We commend Deidre Pike for discussing the damage to marine mammals by dogs running loose on beaches ("Unleashed," March 7), and we commend the Journal for publicizing this long-standing problem.
Another serious result of allowing dogs to run free is that they chase birds. Birds have a very high metabolic rate and have to feed nearly continuously to get enough to stay alive. Migratory birds (sandpipers and sanderlings, ducks and geese) are close to their limits. They need to conserve energy, especially when they first arrive and must recover from long flights without food. All winter they need to spend as much time as they can resting and feeding, using as little energy as possible. In the spring they must store up reserves for both migration and breeding. They also molt then, and feathers are expensive. Birds cannot afford to waste time or energy.
When dogs chase birds (or people walk too close), they obviously don't want to fly. They run, or fly low, only far enough to feel safe. Flying from dogs wastes stored food and takes time away from feeding. We ask people not to let their dogs chase birds, but they answer, "It's fun for the dogs, and they never can catch them." Is it fun for the birds? Once we saw a very agitated pair of
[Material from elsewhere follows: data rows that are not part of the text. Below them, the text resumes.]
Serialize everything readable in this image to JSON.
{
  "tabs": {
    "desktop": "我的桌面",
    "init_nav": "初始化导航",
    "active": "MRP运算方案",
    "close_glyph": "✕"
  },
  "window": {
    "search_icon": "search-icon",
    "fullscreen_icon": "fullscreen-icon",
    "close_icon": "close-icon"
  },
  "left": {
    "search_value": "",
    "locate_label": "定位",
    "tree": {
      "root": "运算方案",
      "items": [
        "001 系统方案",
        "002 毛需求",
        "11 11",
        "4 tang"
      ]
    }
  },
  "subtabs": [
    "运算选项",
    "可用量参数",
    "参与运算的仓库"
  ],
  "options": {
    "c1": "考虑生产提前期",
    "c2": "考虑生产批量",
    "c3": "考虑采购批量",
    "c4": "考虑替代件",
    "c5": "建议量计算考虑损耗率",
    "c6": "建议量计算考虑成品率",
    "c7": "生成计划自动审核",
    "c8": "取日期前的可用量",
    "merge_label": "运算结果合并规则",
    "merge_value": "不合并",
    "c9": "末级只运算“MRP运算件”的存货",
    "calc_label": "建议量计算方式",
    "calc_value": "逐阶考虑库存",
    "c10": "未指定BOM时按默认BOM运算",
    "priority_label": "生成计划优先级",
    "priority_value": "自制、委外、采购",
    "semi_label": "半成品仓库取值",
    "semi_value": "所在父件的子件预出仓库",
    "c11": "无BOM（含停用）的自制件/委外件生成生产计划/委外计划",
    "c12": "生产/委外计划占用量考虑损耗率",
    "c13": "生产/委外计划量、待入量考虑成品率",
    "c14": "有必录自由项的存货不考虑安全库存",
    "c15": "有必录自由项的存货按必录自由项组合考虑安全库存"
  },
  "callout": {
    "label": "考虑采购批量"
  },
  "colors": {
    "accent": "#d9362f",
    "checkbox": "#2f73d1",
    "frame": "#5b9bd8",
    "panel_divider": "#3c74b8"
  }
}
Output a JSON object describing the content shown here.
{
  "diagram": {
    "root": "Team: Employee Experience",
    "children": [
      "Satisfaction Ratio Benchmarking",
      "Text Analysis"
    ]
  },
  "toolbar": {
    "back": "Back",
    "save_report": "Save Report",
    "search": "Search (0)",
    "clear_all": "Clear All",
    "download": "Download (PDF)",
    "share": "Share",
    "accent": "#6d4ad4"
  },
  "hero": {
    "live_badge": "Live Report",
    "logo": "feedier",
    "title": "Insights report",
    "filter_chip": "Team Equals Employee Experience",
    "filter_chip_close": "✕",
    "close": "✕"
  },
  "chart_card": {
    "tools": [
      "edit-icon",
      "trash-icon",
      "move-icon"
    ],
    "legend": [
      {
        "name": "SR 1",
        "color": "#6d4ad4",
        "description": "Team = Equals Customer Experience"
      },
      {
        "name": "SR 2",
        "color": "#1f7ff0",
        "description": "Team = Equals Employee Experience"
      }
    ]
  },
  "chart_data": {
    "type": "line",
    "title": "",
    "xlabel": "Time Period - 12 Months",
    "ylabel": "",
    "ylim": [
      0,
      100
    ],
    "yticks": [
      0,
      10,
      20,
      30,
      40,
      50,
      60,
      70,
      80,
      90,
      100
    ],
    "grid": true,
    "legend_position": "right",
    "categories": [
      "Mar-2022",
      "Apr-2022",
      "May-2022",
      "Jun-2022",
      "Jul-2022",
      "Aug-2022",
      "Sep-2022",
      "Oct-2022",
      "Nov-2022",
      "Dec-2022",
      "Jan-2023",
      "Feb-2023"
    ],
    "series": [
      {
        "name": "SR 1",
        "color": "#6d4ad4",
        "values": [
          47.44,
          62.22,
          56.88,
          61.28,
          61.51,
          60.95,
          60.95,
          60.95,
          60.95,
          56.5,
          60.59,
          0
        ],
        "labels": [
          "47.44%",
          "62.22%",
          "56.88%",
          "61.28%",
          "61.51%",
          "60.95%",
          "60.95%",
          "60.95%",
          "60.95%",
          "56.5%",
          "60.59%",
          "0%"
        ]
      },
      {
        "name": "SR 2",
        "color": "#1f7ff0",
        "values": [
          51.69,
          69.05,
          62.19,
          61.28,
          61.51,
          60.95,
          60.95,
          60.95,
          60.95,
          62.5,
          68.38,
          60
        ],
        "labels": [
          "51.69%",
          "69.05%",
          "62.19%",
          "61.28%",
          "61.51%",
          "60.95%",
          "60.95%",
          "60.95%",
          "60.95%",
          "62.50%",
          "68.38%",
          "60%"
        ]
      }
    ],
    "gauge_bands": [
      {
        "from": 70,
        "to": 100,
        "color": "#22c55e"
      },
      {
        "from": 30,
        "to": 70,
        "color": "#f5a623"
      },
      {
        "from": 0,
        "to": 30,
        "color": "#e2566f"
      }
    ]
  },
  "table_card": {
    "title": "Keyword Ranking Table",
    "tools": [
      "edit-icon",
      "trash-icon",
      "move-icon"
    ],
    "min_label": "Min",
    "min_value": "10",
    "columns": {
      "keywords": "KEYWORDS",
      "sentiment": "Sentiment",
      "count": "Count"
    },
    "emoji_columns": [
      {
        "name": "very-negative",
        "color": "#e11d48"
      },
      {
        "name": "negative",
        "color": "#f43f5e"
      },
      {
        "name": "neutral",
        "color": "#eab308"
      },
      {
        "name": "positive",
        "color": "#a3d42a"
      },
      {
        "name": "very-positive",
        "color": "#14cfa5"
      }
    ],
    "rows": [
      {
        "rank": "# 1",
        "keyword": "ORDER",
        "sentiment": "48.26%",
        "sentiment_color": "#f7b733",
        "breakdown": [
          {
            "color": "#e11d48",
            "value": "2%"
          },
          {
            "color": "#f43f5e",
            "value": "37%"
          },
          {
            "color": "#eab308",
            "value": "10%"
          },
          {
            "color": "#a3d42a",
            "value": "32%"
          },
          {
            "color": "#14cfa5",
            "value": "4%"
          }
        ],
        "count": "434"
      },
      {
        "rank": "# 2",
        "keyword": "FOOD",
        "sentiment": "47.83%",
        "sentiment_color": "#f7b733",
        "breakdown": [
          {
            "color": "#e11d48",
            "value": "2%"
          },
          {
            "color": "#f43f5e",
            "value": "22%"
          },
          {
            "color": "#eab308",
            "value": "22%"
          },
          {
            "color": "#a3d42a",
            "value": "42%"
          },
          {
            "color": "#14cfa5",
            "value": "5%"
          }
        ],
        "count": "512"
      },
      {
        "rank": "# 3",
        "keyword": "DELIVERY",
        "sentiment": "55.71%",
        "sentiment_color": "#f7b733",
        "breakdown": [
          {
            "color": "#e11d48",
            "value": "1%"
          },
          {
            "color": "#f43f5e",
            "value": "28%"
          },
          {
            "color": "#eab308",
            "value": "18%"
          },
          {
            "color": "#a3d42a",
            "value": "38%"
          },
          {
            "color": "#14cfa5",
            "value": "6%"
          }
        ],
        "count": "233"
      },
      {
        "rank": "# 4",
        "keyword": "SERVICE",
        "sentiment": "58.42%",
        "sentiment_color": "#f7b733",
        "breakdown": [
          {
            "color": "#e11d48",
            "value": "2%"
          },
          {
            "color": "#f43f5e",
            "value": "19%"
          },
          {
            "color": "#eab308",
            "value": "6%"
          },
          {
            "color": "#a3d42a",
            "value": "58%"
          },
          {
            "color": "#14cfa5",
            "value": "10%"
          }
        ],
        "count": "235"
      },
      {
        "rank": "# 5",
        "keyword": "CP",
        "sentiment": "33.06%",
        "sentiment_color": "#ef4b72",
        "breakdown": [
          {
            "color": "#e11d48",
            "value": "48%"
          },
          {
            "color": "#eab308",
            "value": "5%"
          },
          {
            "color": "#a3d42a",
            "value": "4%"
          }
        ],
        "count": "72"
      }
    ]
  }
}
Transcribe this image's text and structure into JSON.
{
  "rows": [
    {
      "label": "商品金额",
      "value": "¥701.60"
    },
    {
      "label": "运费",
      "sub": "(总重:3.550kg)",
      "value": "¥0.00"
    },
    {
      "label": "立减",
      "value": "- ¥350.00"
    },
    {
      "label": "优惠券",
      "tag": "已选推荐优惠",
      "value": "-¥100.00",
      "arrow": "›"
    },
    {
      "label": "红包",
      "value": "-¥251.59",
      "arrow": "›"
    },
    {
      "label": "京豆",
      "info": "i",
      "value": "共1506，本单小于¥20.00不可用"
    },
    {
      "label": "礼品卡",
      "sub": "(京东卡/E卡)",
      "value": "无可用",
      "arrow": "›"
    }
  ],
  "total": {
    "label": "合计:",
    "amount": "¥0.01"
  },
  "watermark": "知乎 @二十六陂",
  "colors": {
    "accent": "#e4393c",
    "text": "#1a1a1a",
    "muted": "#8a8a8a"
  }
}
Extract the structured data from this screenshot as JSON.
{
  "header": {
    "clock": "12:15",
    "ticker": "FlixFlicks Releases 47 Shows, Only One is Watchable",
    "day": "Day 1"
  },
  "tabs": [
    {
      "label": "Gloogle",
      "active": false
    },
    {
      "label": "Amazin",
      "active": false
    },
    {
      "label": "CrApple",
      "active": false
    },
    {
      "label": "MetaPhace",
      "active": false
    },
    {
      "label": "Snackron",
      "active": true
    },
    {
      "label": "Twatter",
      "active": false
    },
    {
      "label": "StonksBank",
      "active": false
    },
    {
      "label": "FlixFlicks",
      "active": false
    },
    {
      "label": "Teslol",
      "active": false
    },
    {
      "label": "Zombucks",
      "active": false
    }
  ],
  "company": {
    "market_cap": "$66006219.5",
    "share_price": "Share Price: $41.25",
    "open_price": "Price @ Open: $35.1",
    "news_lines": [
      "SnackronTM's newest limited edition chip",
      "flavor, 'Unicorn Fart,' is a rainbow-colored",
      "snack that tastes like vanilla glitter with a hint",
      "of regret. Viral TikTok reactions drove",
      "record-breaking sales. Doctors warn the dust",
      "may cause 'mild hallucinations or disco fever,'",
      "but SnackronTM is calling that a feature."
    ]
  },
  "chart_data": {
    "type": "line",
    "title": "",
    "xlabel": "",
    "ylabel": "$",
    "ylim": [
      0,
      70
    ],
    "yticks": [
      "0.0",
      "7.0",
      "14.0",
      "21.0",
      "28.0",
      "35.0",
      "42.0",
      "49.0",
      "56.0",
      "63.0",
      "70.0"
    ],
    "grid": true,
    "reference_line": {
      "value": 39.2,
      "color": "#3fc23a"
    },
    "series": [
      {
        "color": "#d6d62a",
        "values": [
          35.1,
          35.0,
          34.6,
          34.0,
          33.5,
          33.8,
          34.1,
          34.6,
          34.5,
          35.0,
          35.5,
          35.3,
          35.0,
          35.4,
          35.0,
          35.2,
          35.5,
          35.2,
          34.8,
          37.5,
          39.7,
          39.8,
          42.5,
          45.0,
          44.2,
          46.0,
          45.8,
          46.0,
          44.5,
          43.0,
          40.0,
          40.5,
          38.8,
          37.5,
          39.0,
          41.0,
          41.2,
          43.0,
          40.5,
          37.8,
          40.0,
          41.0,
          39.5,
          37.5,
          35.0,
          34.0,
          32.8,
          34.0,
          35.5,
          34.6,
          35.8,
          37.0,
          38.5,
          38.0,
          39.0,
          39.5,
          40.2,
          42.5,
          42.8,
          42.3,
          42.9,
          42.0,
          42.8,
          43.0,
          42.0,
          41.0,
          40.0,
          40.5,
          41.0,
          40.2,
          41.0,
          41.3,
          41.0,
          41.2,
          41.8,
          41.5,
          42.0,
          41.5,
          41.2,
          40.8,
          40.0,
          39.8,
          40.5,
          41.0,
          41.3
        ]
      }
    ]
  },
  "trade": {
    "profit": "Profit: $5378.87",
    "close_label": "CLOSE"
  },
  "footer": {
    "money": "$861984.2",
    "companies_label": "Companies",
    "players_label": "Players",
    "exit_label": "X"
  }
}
Canada geese in the surf at Trinidad trying to lead their new goslings from an offshore rock to land, while people were letting their dogs run into the water to go after them. How can people can be so insensitive to other animals? It's not easy, being a bird. Please, please, dog owners, be considerate of other life and do not let your dogs chase birds.
Jim and Virginia Waters, Trinidad